Listed company Knights has pledged more than £5 million to buy two companies in the north of England as it continues to pick up practices across the country.
The plc announced today that it has closed deals to acquire Newcastle firm St James Law Limited and Baines Wilson, based in Carlisle. The acquisitions, financed from existing bank facilities, involve a total of 50 fee earners, although Knights said St James’ collections business is considered ‘non-core’ and consultations are underway over its future.

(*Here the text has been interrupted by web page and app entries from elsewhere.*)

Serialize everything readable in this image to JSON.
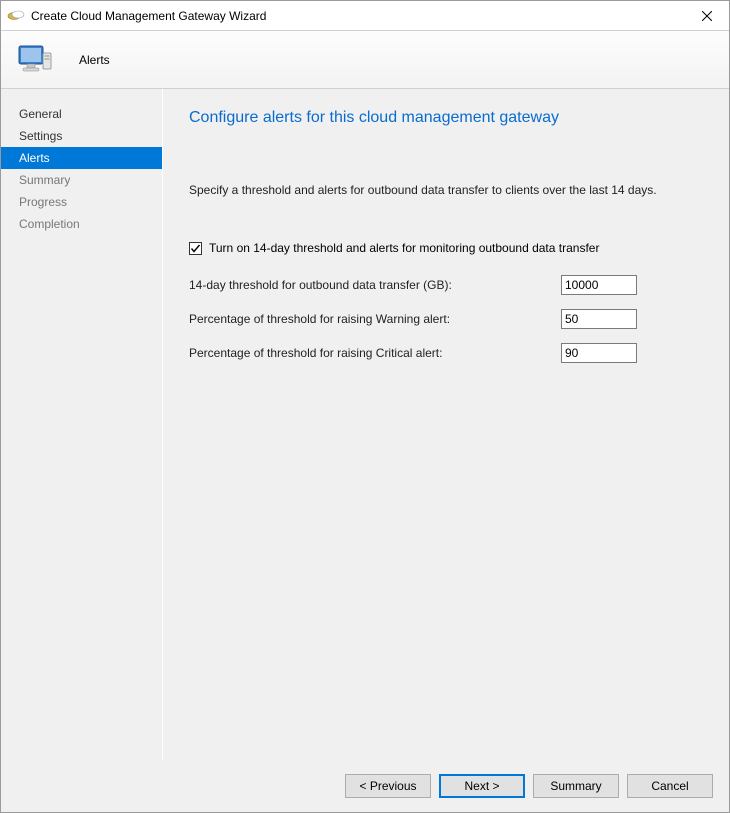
{
  "window": {
    "title": "Create Cloud Management Gateway Wizard"
  },
  "banner": {
    "title": "Alerts"
  },
  "sidebar": {
    "items": [
      {
        "label": "General",
        "state": "completed"
      },
      {
        "label": "Settings",
        "state": "completed"
      },
      {
        "label": "Alerts",
        "state": "active"
      },
      {
        "label": "Summary",
        "state": "pending"
      },
      {
        "label": "Progress",
        "state": "pending"
      },
      {
        "label": "Completion",
        "state": "pending"
      }
    ]
  },
  "page": {
    "heading": "Configure alerts for this cloud management gateway",
    "intro": "Specify a threshold and alerts for outbound data transfer to clients over the last 14 days.",
    "enable_label": "Turn on 14-day threshold and alerts for monitoring outbound data transfer",
    "enable_checked": true,
    "fields": {
      "threshold": {
        "label": "14-day threshold for outbound data transfer (GB):",
        "value": "10000"
      },
      "warning": {
        "label": "Percentage of threshold for raising Warning alert:",
        "value": "50"
      },
      "critical": {
        "label": "Percentage of threshold for raising Critical alert:",
        "value": "90"
      }
    }
  },
  "footer": {
    "previous": "< Previous",
    "next": "Next >",
    "summary": "Summary",
    "cancel": "Cancel"
  }
}
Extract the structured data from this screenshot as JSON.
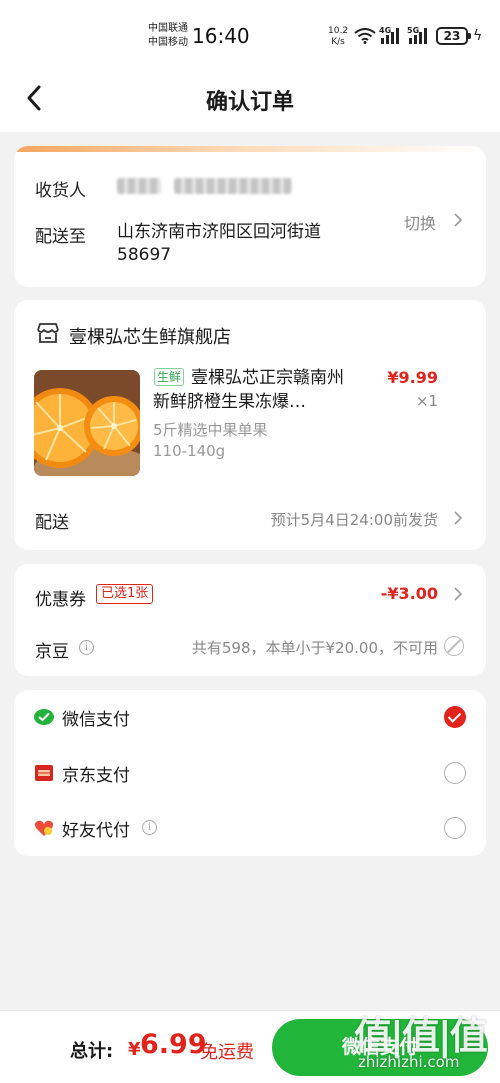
{
  "status_bar": {
    "carrier_1": "中国联通",
    "carrier_2": "中国移动",
    "time": "16:40",
    "net_speed_value": "10.2",
    "net_speed_unit": "K/s",
    "signal_1_gen": "4G",
    "signal_2_gen": "5G",
    "battery": "23"
  },
  "header": {
    "title": "确认订单",
    "back_icon": "chevron-left-icon"
  },
  "address": {
    "receiver_label": "收货人",
    "deliver_to_label": "配送至",
    "address_line_1": "山东济南市济阳区回河街道",
    "address_line_2": "58697",
    "switch_label": "切换"
  },
  "shop": {
    "icon": "store-icon",
    "name": "壹棵弘芯生鲜旗舰店",
    "product": {
      "tag": "生鲜",
      "title": "壹棵弘芯正宗赣南州新鲜脐橙生果冻爆…",
      "price": "¥9.99",
      "quantity": "×1",
      "spec_line_1": "5斤精选中果单果",
      "spec_line_2": "110-140g"
    },
    "shipping_label": "配送",
    "shipping_note": "预计5月4日24:00前发货"
  },
  "promotions": {
    "coupon_label": "优惠券",
    "coupon_badge": "已选1张",
    "coupon_amount": "-¥3.00",
    "beans_label": "京豆",
    "beans_note": "共有598，本单小于¥20.00，不可用"
  },
  "payment": {
    "options": [
      {
        "label": "微信支付",
        "icon": "wechat-pay-icon",
        "selected": true
      },
      {
        "label": "京东支付",
        "icon": "jd-pay-icon",
        "selected": false
      },
      {
        "label": "好友代付",
        "icon": "friend-pay-icon",
        "selected": false
      }
    ]
  },
  "footer": {
    "total_label": "总计:",
    "currency": "¥",
    "total_amount": "6.99",
    "free_shipping": "免运费",
    "pay_button": "微信支付"
  },
  "watermark": {
    "main": "值|值|值",
    "sub": "zhizhizhi.com"
  },
  "colors": {
    "accent_red": "#e2231a",
    "pay_green": "#21b53a",
    "fresh_tag_green": "#2fa84f",
    "page_bg": "#f2f2f2"
  }
}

Knights will pay £2.35 million upfront to Baines Wilson’s five equity partners, with a further £1 million in installments over the next three years. The company’s most recent accounts with two offices, for the year to 31 March 2023, show a turnover of £3.2m with a profit margin of around 20%. Knights said the acquisition will be immediately earnings-boosting, with its profit margin increasing to 25% after what it describes as “synergic savings.”
The commercial company St James Law Limited, trading as St James’ Square, is purchased for £1.75 million. Four existing owner-managers will receive £500,000 initially, with deferred payments of £1.75 million over the next two years.
In the year to 31 December 2022, St James’ Square reported a turnover of £2.4 million and a profit margin, excluding collections, of approximately 5%. Knights’ board expects profit margin to increase to 15% post-acquisition.
Upon completion, Knights will have five offices in the North West and two in the North East of England, in addition to three existing offices in Yorkshire.
Knights CEO David Beech said the new additions ‘give us access to two key strategic growth markets in the North of England and complement our existing presence in the region’.
He added, “Both operate in key centers in their respective regions and offer significant organic growth opportunities through the acquisition of high-quality talent.”
Paul Monaghan, managing partner of St James’ Square, said: ‘We already have strong relationships with the respected Knights team in Teesside and look forward to working more closely together to take advantage of the significant market opportunities in the North East.’
The announcement did little to excite the stock market, with Knights shares falling nearly 2% to 83p by 11am. This year, the group’s share price has fallen from 125 pence in January to a low of 64 pence at the end of March.